Fatigue is one of the toughest symptoms to resolve. Paradoxically, a structured exercise program or multiple sessions with a physical therapist can be an effective way to build back strength after months on the couch, says Abramoff. “But we’re careful to do that without exacerbating symptoms or risking relapse,” he says. “And we’re also looking at contributing factors like insomnia or obstructive sleep apnea.”
Medication can be helpful for mental health disorders, pain, and sleep, although the side effects and interactions must be taken into account. Stimulant medications like those commonly used to treat ADHD can be used to boost energy and tackle brain fog, says Baratta.
Marks, who was finally able to get into the UNC clinic in July, takes an antidepressant, for both his pain and his anxiety, while he waits to start physical therapy in November.
When Ruiz was able to access care at Northwestern’s clinic, she was given separate prescriptions for her stomach issues and shortness of breath — stopgap measures before she starts pulmonary therapy in September (tests showed her right diaphragm was insufficiently responsive to a breathing challenge). Inhalers can help to open up the airways and reduce the inflammation that may be behind some cases, says Baratta.
Patients who still struggle to breathe after their bout with COVID-19 can also use breathing devices to help strengthen the muscles responsible for breathing. And Baratta recommends breath work, a type of breathing exercise that promotes deeper and slower breathing.
“We’ve learned through the work of other centers that some patients after COVID seem to have short, shallow breaths akin to hyperventilating, even though there’s no underlying medical problem or permanent damage,” he says. “That can contribute to lower oxygen levels because they’re not forcing fresh air deep into the lungs.
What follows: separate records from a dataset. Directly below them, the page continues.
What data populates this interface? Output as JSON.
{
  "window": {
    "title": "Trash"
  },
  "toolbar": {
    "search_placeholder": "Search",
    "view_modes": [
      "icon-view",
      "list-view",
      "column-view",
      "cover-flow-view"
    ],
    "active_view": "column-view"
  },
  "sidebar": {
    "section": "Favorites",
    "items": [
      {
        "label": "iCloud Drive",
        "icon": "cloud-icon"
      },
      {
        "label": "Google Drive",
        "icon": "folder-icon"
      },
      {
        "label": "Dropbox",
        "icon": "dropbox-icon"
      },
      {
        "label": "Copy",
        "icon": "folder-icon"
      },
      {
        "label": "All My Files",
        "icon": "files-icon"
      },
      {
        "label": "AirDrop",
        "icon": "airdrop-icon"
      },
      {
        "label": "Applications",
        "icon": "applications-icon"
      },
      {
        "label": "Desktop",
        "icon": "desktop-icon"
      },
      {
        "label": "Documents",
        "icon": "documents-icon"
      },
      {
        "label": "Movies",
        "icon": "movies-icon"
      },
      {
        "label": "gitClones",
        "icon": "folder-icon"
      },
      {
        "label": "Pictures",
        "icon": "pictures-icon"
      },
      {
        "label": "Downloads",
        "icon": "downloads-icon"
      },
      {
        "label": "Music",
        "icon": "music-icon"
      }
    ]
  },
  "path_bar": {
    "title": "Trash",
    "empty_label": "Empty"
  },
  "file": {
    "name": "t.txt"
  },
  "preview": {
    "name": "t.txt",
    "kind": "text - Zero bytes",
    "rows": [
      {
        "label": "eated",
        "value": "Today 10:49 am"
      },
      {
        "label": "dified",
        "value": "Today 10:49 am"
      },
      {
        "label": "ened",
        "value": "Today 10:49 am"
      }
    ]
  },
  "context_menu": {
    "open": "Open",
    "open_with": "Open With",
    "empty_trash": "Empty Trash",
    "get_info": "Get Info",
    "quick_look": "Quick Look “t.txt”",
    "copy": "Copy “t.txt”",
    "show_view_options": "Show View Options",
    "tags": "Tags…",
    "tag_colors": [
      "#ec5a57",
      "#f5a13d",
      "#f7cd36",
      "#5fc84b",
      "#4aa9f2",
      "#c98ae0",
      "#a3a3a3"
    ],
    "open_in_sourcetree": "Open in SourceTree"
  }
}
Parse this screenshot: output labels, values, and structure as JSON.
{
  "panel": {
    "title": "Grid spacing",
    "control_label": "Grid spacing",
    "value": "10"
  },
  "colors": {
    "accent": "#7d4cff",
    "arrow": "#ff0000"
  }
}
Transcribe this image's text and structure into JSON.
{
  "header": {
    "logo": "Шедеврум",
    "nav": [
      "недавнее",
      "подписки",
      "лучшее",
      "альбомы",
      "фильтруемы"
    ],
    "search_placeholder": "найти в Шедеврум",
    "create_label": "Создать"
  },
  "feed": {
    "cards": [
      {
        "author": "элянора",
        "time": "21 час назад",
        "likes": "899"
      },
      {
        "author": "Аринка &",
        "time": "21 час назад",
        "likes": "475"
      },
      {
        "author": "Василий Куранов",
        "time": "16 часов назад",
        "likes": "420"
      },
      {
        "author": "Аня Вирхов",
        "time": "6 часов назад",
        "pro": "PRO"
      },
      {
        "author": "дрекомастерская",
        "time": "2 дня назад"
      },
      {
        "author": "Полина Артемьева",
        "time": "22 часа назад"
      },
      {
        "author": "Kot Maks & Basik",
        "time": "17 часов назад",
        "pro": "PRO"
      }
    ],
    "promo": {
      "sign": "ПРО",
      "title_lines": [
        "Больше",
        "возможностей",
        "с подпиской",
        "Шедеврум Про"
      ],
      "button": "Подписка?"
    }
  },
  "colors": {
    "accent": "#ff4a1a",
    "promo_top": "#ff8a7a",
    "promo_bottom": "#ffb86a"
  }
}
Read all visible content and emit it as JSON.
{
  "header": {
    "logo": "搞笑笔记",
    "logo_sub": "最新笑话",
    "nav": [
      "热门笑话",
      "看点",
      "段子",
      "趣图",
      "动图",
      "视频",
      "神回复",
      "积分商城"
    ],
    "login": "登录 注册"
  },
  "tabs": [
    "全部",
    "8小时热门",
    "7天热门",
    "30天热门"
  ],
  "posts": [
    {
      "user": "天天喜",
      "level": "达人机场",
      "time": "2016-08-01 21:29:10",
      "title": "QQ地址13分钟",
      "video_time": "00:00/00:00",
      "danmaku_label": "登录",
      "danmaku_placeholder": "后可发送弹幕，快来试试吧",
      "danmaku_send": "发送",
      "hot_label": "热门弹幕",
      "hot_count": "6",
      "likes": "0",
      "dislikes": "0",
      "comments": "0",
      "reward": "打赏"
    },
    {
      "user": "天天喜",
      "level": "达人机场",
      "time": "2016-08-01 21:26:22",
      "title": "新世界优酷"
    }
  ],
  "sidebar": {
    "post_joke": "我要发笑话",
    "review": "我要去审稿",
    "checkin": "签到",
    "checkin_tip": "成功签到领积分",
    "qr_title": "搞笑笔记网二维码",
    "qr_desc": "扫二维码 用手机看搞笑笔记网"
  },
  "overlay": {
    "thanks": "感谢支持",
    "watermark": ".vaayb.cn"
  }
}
Breath work has proven to be useful for this group.”
The problem is real
Even if patients learn that little can be done for them, they’re often gratified just to be heard and taken seriously, “I cannot tell you how many times I’ve heard someone say, ‘Thank you for validating this,’” Sala says. “‘People told me it was all in my head.’”
Ruiz had the same experience. “The doctors at Northwestern have given me hope,” she says. “I’m still in the condition that I am in. But I finally have people who are looking after me.”
The good news is that most people do improve, the experts say. “Patients are getting better. It’s just taking a frustratingly long time,” says Sala.
Marks is circumspect about his ongoing health troubles. “If this is my struggle from now on, at least I get to wake up every day,” he says. “I still get to enjoy my family and watch it grow.”